Task to complete:
Would you return the entries exactly, with every line intact?

Records supplied:

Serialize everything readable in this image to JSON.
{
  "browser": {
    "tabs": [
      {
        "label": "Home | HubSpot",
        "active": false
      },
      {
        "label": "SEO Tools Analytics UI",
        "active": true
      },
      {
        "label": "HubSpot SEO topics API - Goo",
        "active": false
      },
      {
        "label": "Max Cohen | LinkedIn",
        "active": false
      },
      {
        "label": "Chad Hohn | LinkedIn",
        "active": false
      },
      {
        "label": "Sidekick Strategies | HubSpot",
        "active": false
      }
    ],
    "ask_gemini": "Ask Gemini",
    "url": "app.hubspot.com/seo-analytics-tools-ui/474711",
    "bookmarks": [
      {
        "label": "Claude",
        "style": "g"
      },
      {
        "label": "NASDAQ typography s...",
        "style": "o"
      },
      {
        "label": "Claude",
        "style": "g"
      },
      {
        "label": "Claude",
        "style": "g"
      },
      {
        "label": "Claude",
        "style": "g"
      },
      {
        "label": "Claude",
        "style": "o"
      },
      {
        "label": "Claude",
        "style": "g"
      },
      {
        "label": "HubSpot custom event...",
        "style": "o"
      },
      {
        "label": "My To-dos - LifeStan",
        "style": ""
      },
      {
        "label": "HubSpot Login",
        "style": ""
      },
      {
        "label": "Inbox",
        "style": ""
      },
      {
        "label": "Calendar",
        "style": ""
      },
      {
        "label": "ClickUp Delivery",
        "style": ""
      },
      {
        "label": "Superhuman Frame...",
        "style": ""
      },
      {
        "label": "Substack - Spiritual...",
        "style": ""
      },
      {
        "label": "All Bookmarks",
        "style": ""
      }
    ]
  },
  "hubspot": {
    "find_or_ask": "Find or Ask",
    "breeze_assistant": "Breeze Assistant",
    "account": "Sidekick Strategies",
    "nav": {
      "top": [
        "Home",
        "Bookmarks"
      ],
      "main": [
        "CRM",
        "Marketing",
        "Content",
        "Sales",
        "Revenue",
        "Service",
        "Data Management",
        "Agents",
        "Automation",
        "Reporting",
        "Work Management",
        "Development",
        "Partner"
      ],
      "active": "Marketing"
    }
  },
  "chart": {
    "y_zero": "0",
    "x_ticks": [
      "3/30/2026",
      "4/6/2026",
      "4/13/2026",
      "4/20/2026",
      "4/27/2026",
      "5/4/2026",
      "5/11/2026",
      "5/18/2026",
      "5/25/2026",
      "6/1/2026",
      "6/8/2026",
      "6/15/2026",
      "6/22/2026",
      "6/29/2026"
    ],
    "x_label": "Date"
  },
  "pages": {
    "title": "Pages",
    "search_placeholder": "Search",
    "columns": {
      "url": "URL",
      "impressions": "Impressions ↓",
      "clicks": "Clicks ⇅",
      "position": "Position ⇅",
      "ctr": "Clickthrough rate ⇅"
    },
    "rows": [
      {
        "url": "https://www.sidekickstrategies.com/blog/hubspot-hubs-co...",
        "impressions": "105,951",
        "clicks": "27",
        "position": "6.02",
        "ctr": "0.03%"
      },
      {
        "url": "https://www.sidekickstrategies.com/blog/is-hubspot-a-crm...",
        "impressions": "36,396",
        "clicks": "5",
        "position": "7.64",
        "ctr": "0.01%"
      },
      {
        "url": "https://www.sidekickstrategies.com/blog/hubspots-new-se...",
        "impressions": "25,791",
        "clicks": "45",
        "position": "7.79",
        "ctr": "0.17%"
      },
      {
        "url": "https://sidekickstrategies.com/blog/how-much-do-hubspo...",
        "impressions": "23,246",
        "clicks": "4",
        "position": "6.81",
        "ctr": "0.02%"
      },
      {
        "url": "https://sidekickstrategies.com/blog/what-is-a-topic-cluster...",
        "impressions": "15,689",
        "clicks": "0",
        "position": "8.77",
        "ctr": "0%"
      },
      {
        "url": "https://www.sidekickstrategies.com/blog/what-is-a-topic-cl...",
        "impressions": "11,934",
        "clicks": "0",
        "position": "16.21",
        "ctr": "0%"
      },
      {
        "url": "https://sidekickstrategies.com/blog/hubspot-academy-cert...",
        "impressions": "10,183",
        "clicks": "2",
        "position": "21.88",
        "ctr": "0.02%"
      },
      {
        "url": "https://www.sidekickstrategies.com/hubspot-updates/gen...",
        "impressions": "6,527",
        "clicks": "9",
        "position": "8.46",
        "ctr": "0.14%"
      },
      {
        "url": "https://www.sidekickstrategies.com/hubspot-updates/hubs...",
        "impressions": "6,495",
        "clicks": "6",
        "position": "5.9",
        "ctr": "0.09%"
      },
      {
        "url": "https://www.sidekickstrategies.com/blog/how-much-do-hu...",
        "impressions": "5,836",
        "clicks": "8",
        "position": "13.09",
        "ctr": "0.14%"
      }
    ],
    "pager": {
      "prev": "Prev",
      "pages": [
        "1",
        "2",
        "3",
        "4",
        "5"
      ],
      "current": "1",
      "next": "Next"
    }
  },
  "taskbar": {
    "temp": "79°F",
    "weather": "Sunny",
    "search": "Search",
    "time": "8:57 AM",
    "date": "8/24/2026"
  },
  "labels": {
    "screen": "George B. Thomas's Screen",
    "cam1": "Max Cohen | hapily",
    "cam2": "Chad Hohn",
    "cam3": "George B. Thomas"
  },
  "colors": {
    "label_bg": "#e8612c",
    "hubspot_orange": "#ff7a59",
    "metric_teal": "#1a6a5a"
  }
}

Expected answer:
Serialize everything readable in this image to JSON.
{
  "browser": {
    "tabs": [
      {
        "label": "Home | HubSpot",
        "active": false
      },
      {
        "label": "SEO Tools Analytics UI",
        "active": true
      },
      {
        "label": "HubSpot SEO topics API - Goo",
        "active": false
      },
      {
        "label": "Max Cohen | LinkedIn",
        "active": false
      },
      {
        "label": "Chad Hohn | LinkedIn",
        "active": false
      },
      {
        "label": "Sidekick Strategies | HubSpot",
        "active": false
      }
    ],
    "ask_gemini": "Ask Gemini",
    "url": "app.hubspot.com/seo-analytics-tools-ui/474711",
    "bookmarks": [
      {
        "label": "Claude",
        "style": "g"
      },
      {
        "label": "NASDAQ typography s...",
        "style": "o"
      },
      {
        "label": "Claude",
        "style": "g"
      },
      {
        "label": "Claude",
        "style": "g"
      },
      {
        "label": "Claude",
        "style": "g"
      },
      {
        "label": "Claude",
        "style": "o"
      },
      {
        "label": "Claude",
        "style": "g"
      },
      {
        "label": "HubSpot custom event...",
        "style": "o"
      },
      {
        "label": "My To-dos - LifeStan",
        "style": ""
      },
      {
        "label": "HubSpot Login",
        "style": ""
      },
      {
        "label": "Inbox",
        "style": ""
      },
      {
        "label": "Calendar",
        "style": ""
      },
      {
        "label": "ClickUp Delivery",
        "style": ""
      },
      {
        "label": "Superhuman Frame...",
        "style": ""
      },
      {
        "label": "Substack - Spiritual...",
        "style": ""
      },
      {
        "label": "All Bookmarks",
        "style": ""
      }
    ]
  },
  "hubspot": {
    "find_or_ask": "Find or Ask",
    "breeze_assistant": "Breeze Assistant",
    "account": "Sidekick Strategies",
    "nav": {
      "top": [
        "Home",
        "Bookmarks"
      ],
      "main": [
        "CRM",
        "Marketing",
        "Content",
        "Sales",
        "Revenue",
        "Service",
        "Data Management",
        "Agents",
        "Automation",
        "Reporting",
        "Work Management",
        "Development",
        "Partner"
      ],
      "active": "Marketing"
    }
  },
  "chart": {
    "y_zero": "0",
    "x_ticks": [
      "3/30/2026",
      "4/6/2026",
      "4/13/2026",
      "4/20/2026",
      "4/27/2026",
      "5/4/2026",
      "5/11/2026",
      "5/18/2026",
      "5/25/2026",
      "6/1/2026",
      "6/8/2026",
      "6/15/2026",
      "6/22/2026",
      "6/29/2026"
    ],
    "x_label": "Date"
  },
  "pages": {
    "title": "Pages",
    "search_placeholder": "Search",
    "columns": {
      "url": "URL",
      "impressions": "Impressions ↓",
      "clicks": "Clicks ⇅",
      "position": "Position ⇅",
      "ctr": "Clickthrough rate ⇅"
    },
    "rows": [
      {
        "url": "https://www.sidekickstrategies.com/blog/hubspot-hubs-co...",
        "impressions": "105,951",
        "clicks": "27",
        "position": "6.02",
        "ctr": "0.03%"
      },
      {
        "url": "https://www.sidekickstrategies.com/blog/is-hubspot-a-crm...",
        "impressions": "36,396",
        "clicks": "5",
        "position": "7.64",
        "ctr": "0.01%"
      },
      {
        "url": "https://www.sidekickstrategies.com/blog/hubspots-new-se...",
        "impressions": "25,791",
        "clicks": "45",
        "position": "7.79",
        "ctr": "0.17%"
      },
      {
        "url": "https://sidekickstrategies.com/blog/how-much-do-hubspo...",
        "impressions": "23,246",
        "clicks": "4",
        "position": "6.81",
        "ctr": "0.02%"
      },
      {
        "url": "https://sidekickstrategies.com/blog/what-is-a-topic-cluster...",
        "impressions": "15,689",
        "clicks": "0",
        "position": "8.77",
        "ctr": "0%"
      },
      {
        "url": "https://www.sidekickstrategies.com/blog/what-is-a-topic-cl...",
        "impressions": "11,934",
        "clicks": "0",
        "position": "16.21",
        "ctr": "0%"
      },
      {
        "url": "https://sidekickstrategies.com/blog/hubspot-academy-cert...",
        "impressions": "10,183",
        "clicks": "2",
        "position": "21.88",
        "ctr": "0.02%"
      },
      {
        "url": "https://www.sidekickstrategies.com/hubspot-updates/gen...",
        "impressions": "6,527",
        "clicks": "9",
        "position": "8.46",
        "ctr": "0.14%"
      },
      {
        "url": "https://www.sidekickstrategies.com/hubspot-updates/hubs...",
        "impressions": "6,495",
        "clicks": "6",
        "position": "5.9",
        "ctr": "0.09%"
      },
      {
        "url": "https://www.sidekickstrategies.com/blog/how-much-do-hu...",
        "impressions": "5,836",
        "clicks": "8",
        "position": "13.09",
        "ctr": "0.14%"
      }
    ],
    "pager": {
      "prev": "Prev",
      "pages": [
        "1",
        "2",
        "3",
        "4",
        "5"
      ],
      "current": "1",
      "next": "Next"
    }
  },
  "taskbar": {
    "temp": "79°F",
    "weather": "Sunny",
    "search": "Search",
    "time": "8:57 AM",
    "date": "8/24/2026"
  },
  "labels": {
    "screen": "George B. Thomas's Screen",
    "cam1": "Max Cohen | hapily",
    "cam2": "Chad Hohn",
    "cam3": "George B. Thomas"
  },
  "colors": {
    "label_bg": "#e8612c",
    "hubspot_orange": "#ff7a59",
    "metric_teal": "#1a6a5a"
  }
}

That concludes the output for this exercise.